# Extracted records

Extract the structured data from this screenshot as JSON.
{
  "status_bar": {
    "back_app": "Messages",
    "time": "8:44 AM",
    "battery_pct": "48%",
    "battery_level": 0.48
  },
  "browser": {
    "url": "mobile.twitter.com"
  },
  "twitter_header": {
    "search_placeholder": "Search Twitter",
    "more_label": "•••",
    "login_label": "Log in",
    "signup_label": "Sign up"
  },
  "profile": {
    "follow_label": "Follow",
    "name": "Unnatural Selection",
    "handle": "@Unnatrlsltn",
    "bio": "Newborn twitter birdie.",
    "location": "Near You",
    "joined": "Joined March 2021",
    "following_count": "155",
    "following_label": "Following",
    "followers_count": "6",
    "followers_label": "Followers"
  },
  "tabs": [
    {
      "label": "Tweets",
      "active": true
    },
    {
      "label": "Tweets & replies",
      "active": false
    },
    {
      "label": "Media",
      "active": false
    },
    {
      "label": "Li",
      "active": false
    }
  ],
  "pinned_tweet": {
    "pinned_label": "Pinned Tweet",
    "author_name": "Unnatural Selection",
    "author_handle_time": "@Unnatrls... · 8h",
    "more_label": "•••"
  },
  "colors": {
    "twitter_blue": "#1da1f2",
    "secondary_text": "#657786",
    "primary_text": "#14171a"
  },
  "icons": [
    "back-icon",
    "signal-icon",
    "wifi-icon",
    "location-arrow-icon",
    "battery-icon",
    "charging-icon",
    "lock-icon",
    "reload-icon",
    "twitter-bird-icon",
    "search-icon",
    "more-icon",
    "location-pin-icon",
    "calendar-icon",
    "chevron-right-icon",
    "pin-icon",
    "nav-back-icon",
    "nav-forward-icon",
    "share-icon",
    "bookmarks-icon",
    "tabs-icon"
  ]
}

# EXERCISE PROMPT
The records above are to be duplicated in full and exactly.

# EXERCISE ANSWER
Extract the structured data from this screenshot as JSON.
{
  "status_bar": {
    "back_app": "Messages",
    "time": "8:44 AM",
    "battery_pct": "48%",
    "battery_level": 0.48
  },
  "browser": {
    "url": "mobile.twitter.com"
  },
  "twitter_header": {
    "search_placeholder": "Search Twitter",
    "more_label": "•••",
    "login_label": "Log in",
    "signup_label": "Sign up"
  },
  "profile": {
    "follow_label": "Follow",
    "name": "Unnatural Selection",
    "handle": "@Unnatrlsltn",
    "bio": "Newborn twitter birdie.",
    "location": "Near You",
    "joined": "Joined March 2021",
    "following_count": "155",
    "following_label": "Following",
    "followers_count": "6",
    "followers_label": "Followers"
  },
  "tabs": [
    {
      "label": "Tweets",
      "active": true
    },
    {
      "label": "Tweets & replies",
      "active": false
    },
    {
      "label": "Media",
      "active": false
    },
    {
      "label": "Li",
      "active": false
    }
  ],
  "pinned_tweet": {
    "pinned_label": "Pinned Tweet",
    "author_name": "Unnatural Selection",
    "author_handle_time": "@Unnatrls... · 8h",
    "more_label": "•••"
  },
  "colors": {
    "twitter_blue": "#1da1f2",
    "secondary_text": "#657786",
    "primary_text": "#14171a"
  },
  "icons": [
    "back-icon",
    "signal-icon",
    "wifi-icon",
    "location-arrow-icon",
    "battery-icon",
    "charging-icon",
    "lock-icon",
    "reload-icon",
    "twitter-bird-icon",
    "search-icon",
    "more-icon",
    "location-pin-icon",
    "calendar-icon",
    "chevron-right-icon",
    "pin-icon",
    "nav-back-icon",
    "nav-forward-icon",
    "share-icon",
    "bookmarks-icon",
    "tabs-icon"
  ]
}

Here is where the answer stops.